SAMPLE TEMPLATE LETTER TO CONGRESSIONAL LEADER(S) URGING RATFICATION OF CEDAWDate ______________ , 2012The Honorable __________________United States Senate Office______________ Senate Office Bldg.Washington, D.C., 20510Dear Senator _____________:I urge you to support ratification of the Convention on the Elimination of All Forms ofDiscrimination Against Women (CEDAW). CEDAW is a landmark international agreementthat affirms principles of fundamental human rights and equality for women around theworld. Ratifying CEDAW would continue America’s proud bipartisan tradition of promotingand protecting human rights and it does not require any additional costs or appropriations.Ratification of CEDAW would strengthen the United States’ position as a global leader onbehalf of Human Rights. This international agreement provides a practical blueprint for eachcountry to achieve progress for women and girls. Around the world, it has been used to reducesex trafficking and domestic violence; provide access to education and vocational training;increase the political participation of women by securing the right to vote and to hold publicoffice; bring an end to forced marriages and ensure the right to inherit property; help mothersand families by providing access to maternal health care; and promote economic participationsuch as the ability to work and own a business without discrimination.President Carter signed CEDAW on 17 July 1980 and submitted it to the SenateForeign Relations Committee, but the bill did not pass under his administration.Under the leadership of Presidents Ronald Reagan, George H.W. Bush and BillClinton, the United States ratified similar human rights treaties designed toeliminate genocide, torture and race discrimination. Our government’s refusalto ratify CEDAW sends a disturbing message to the world: e.g. that women andgirls do NOT deserve the same protection of their human rights that we haveguaranteed to others.Equally disturbing, CEDAW has now been ratified by 187 out of 193 countries, 90% of the UNmembership. The United States is one of only seven countries that have not ratifiedCEDAW. These include Iran, Somalia, Sudan and three small Pacific Island nations(Palau, Nauru and Tonga). It is truly embarrassing for the United States to be listed amongsome of the nations that are renowned for the violence and discrimination that their femalesubjects experience on a daily basis.Given the horrific statistics of violence against women and girls around the globe, their lack ofaccess to decent health care, education, and opportunities to earn a living, and theunbelievable difficulties they have experienced in war-torn countries and nations that have

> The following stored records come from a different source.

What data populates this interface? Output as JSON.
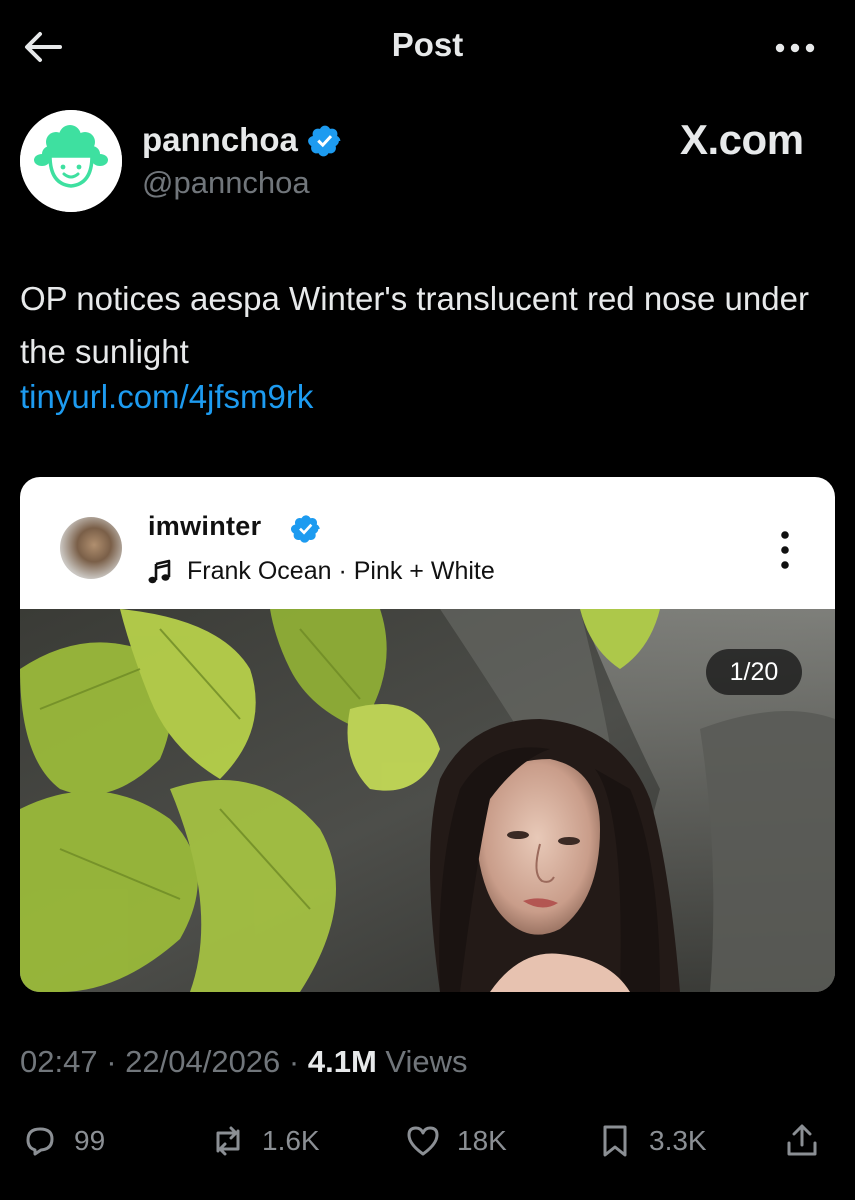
{
  "header": {
    "title": "Post"
  },
  "author": {
    "name": "pannchoa",
    "handle": "@pannchoa",
    "watermark": "X.com"
  },
  "post": {
    "text": "OP notices aespa Winter's translucent red nose under the sunlight",
    "link": "tinyurl.com/4jfsm9rk"
  },
  "embed": {
    "username": "imwinter",
    "music": "Frank Ocean · Pink + White",
    "counter": "1/20"
  },
  "meta": {
    "time": "02:47",
    "date": "22/04/2026",
    "views_count": "4.1M",
    "views_label": "Views"
  },
  "actions": {
    "replies": "99",
    "reposts": "1.6K",
    "likes": "18K",
    "bookmarks": "3.3K"
  },
  "colors": {
    "background": "#000000",
    "text_primary": "#e7e9ea",
    "text_secondary": "#71767b",
    "link": "#1d9bf0",
    "verified": "#1d9bf0"
  },
  "icons": [
    "back-arrow-icon",
    "more-horizontal-icon",
    "verified-badge-icon",
    "music-note-icon",
    "more-vertical-icon",
    "reply-icon",
    "repost-icon",
    "like-icon",
    "bookmark-icon",
    "share-icon"
  ]
}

suffered natural disasters such as Haiti, it is clearly time for our country, which was aproud champion and signatory of CEDAW to ratify the treaty!By continuing to ignore the treaty, the United States in essence has said to the world that itdoes NOT believe that women are entitled to the same Human Rights that men take forgranted. As a result, other nations that have ratified CEDAW are invited to ignorerecommendations of the Commission on the Status of Women when it suggests reforms tomeet the goals of the treaty. Indeed, women leaders in other countries have urged Americancitizens to get our government to ratify CEDAW so their leaders won’t use US non-ratificationas an excuse to ignore needed and recommended changes in their laws or practices. I urge youto support the ratification of CEDAW, and thereby to restore our standing as a consistentchampion of Human Rights for ALL people!Thank you,Sincerely,___________________________________ __________________Signature Date[Your contact info]Disclaimer note: The template above is courtesy of Zonta International, which provides 5additional templates on their site. The template can be copied and used verbatim or you maychoose to use it as a guide to create your own, more personal correspondence.Additional information about how to reach or send correspondence to your electedcongressional leaders (e.g., mail, email, direct online contact form, etc.) can be found on theU.S. House of Representative or U.S. Senate website.